◆ Problem statement ◆
Write out all of the data without omission, exactly as shown.

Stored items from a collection
===
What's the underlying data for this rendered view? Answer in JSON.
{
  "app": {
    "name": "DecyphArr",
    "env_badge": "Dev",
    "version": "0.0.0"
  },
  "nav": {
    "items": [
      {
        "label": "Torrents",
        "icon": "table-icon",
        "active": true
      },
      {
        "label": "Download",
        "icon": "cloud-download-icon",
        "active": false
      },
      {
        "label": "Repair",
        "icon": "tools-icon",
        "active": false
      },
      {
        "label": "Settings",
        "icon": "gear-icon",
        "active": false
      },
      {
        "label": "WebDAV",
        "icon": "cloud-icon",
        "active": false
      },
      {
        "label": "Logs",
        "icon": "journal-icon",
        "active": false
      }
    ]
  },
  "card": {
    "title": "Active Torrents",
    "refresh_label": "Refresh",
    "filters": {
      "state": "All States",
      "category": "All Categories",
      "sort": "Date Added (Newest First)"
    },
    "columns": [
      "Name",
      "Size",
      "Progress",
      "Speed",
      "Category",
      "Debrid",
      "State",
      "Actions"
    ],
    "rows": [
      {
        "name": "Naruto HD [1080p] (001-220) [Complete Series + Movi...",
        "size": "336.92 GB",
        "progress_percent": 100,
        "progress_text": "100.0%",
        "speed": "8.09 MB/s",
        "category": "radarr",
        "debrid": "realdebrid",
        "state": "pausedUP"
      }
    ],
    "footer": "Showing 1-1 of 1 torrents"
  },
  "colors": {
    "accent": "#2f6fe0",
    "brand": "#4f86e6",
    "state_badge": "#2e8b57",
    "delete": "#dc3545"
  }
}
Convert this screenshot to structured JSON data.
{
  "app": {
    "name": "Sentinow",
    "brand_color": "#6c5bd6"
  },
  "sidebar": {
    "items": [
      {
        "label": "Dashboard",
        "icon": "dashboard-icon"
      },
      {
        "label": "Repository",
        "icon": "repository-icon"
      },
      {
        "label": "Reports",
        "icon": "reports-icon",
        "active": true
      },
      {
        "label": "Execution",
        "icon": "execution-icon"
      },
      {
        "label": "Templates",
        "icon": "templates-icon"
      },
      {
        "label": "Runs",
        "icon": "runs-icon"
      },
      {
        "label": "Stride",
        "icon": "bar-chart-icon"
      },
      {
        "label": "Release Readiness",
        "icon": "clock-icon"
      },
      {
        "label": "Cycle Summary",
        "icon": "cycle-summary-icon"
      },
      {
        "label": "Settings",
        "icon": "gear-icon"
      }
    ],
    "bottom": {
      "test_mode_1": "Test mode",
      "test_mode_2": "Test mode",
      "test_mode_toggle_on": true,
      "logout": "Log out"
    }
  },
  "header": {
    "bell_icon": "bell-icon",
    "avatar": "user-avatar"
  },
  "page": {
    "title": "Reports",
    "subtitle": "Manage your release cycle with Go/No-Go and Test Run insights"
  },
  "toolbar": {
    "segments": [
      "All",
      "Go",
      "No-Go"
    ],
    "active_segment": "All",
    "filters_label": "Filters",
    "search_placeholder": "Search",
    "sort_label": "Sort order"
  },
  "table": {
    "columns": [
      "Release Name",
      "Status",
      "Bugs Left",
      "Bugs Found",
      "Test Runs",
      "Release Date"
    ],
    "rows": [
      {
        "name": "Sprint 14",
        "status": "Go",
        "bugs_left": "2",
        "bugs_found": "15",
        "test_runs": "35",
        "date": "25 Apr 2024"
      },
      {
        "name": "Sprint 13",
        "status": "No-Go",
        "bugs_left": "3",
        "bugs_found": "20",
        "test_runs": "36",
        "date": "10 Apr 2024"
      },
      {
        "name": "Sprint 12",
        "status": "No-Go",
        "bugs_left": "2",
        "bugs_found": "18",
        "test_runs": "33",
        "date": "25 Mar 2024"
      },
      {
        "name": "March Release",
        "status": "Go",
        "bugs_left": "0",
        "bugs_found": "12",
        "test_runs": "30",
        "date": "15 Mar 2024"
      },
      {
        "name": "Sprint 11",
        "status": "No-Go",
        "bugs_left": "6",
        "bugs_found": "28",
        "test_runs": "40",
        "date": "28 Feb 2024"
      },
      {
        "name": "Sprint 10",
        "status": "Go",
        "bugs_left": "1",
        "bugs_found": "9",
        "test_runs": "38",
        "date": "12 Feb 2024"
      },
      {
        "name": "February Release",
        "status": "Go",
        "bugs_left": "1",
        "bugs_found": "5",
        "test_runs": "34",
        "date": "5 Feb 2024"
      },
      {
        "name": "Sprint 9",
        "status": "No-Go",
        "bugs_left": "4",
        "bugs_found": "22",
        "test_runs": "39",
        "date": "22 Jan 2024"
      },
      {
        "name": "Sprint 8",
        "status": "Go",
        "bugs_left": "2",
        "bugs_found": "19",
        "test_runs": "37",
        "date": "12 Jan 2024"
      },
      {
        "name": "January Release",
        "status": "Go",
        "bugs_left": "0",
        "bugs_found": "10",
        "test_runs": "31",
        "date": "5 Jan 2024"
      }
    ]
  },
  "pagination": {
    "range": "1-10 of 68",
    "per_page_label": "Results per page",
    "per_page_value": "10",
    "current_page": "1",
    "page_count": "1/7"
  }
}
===
◆ Solved problem ◆
What's the underlying data for this rendered view? Answer in JSON.
{
  "app": {
    "name": "DecyphArr",
    "env_badge": "Dev",
    "version": "0.0.0"
  },
  "nav": {
    "items": [
      {
        "label": "Torrents",
        "icon": "table-icon",
        "active": true
      },
      {
        "label": "Download",
        "icon": "cloud-download-icon",
        "active": false
      },
      {
        "label": "Repair",
        "icon": "tools-icon",
        "active": false
      },
      {
        "label": "Settings",
        "icon": "gear-icon",
        "active": false
      },
      {
        "label": "WebDAV",
        "icon": "cloud-icon",
        "active": false
      },
      {
        "label": "Logs",
        "icon": "journal-icon",
        "active": false
      }
    ]
  },
  "card": {
    "title": "Active Torrents",
    "refresh_label": "Refresh",
    "filters": {
      "state": "All States",
      "category": "All Categories",
      "sort": "Date Added (Newest First)"
    },
    "columns": [
      "Name",
      "Size",
      "Progress",
      "Speed",
      "Category",
      "Debrid",
      "State",
      "Actions"
    ],
    "rows": [
      {
        "name": "Naruto HD [1080p] (001-220) [Complete Series + Movi...",
        "size": "336.92 GB",
        "progress_percent": 100,
        "progress_text": "100.0%",
        "speed": "8.09 MB/s",
        "category": "radarr",
        "debrid": "realdebrid",
        "state": "pausedUP"
      }
    ],
    "footer": "Showing 1-1 of 1 torrents"
  },
  "colors": {
    "accent": "#2f6fe0",
    "brand": "#4f86e6",
    "state_badge": "#2e8b57",
    "delete": "#dc3545"
  }
}
Convert this screenshot to structured JSON data.
{
  "app": {
    "name": "Sentinow",
    "brand_color": "#6c5bd6"
  },
  "sidebar": {
    "items": [
      {
        "label": "Dashboard",
        "icon": "dashboard-icon"
      },
      {
        "label": "Repository",
        "icon": "repository-icon"
      },
      {
        "label": "Reports",
        "icon": "reports-icon",
        "active": true
      },
      {
        "label": "Execution",
        "icon": "execution-icon"
      },
      {
        "label": "Templates",
        "icon": "templates-icon"
      },
      {
        "label": "Runs",
        "icon": "runs-icon"
      },
      {
        "label": "Stride",
        "icon": "bar-chart-icon"
      },
      {
        "label": "Release Readiness",
        "icon": "clock-icon"
      },
      {
        "label": "Cycle Summary",
        "icon": "cycle-summary-icon"
      },
      {
        "label": "Settings",
        "icon": "gear-icon"
      }
    ],
    "bottom": {
      "test_mode_1": "Test mode",
      "test_mode_2": "Test mode",
      "test_mode_toggle_on": true,
      "logout": "Log out"
    }
  },
  "header": {
    "bell_icon": "bell-icon",
    "avatar": "user-avatar"
  },
  "page": {
    "title": "Reports",
    "subtitle": "Manage your release cycle with Go/No-Go and Test Run insights"
  },
  "toolbar": {
    "segments": [
      "All",
      "Go",
      "No-Go"
    ],
    "active_segment": "All",
    "filters_label": "Filters",
    "search_placeholder": "Search",
    "sort_label": "Sort order"
  },
  "table": {
    "columns": [
      "Release Name",
      "Status",
      "Bugs Left",
      "Bugs Found",
      "Test Runs",
      "Release Date"
    ],
    "rows": [
      {
        "name": "Sprint 14",
        "status": "Go",
        "bugs_left": "2",
        "bugs_found": "15",
        "test_runs": "35",
        "date": "25 Apr 2024"
      },
      {
        "name": "Sprint 13",
        "status": "No-Go",
        "bugs_left": "3",
        "bugs_found": "20",
        "test_runs": "36",
        "date": "10 Apr 2024"
      },
      {
        "name": "Sprint 12",
        "status": "No-Go",
        "bugs_left": "2",
        "bugs_found": "18",
        "test_runs": "33",
        "date": "25 Mar 2024"
      },
      {
        "name": "March Release",
        "status": "Go",
        "bugs_left": "0",
        "bugs_found": "12",
        "test_runs": "30",
        "date": "15 Mar 2024"
      },
      {
        "name": "Sprint 11",
        "status": "No-Go",
        "bugs_left": "6",
        "bugs_found": "28",
        "test_runs": "40",
        "date": "28 Feb 2024"
      },
      {
        "name": "Sprint 10",
        "status": "Go",
        "bugs_left": "1",
        "bugs_found": "9",
        "test_runs": "38",
        "date": "12 Feb 2024"
      },
      {
        "name": "February Release",
        "status": "Go",
        "bugs_left": "1",
        "bugs_found": "5",
        "test_runs": "34",
        "date": "5 Feb 2024"
      },
      {
        "name": "Sprint 9",
        "status": "No-Go",
        "bugs_left": "4",
        "bugs_found": "22",
        "test_runs": "39",
        "date": "22 Jan 2024"
      },
      {
        "name": "Sprint 8",
        "status": "Go",
        "bugs_left": "2",
        "bugs_found": "19",
        "test_runs": "37",
        "date": "12 Jan 2024"
      },
      {
        "name": "January Release",
        "status": "Go",
        "bugs_left": "0",
        "bugs_found": "10",
        "test_runs": "31",
        "date": "5 Jan 2024"
      }
    ]
  },
  "pagination": {
    "range": "1-10 of 68",
    "per_page_label": "Results per page",
    "per_page_value": "10",
    "current_page": "1",
    "page_count": "1/7"
  }
}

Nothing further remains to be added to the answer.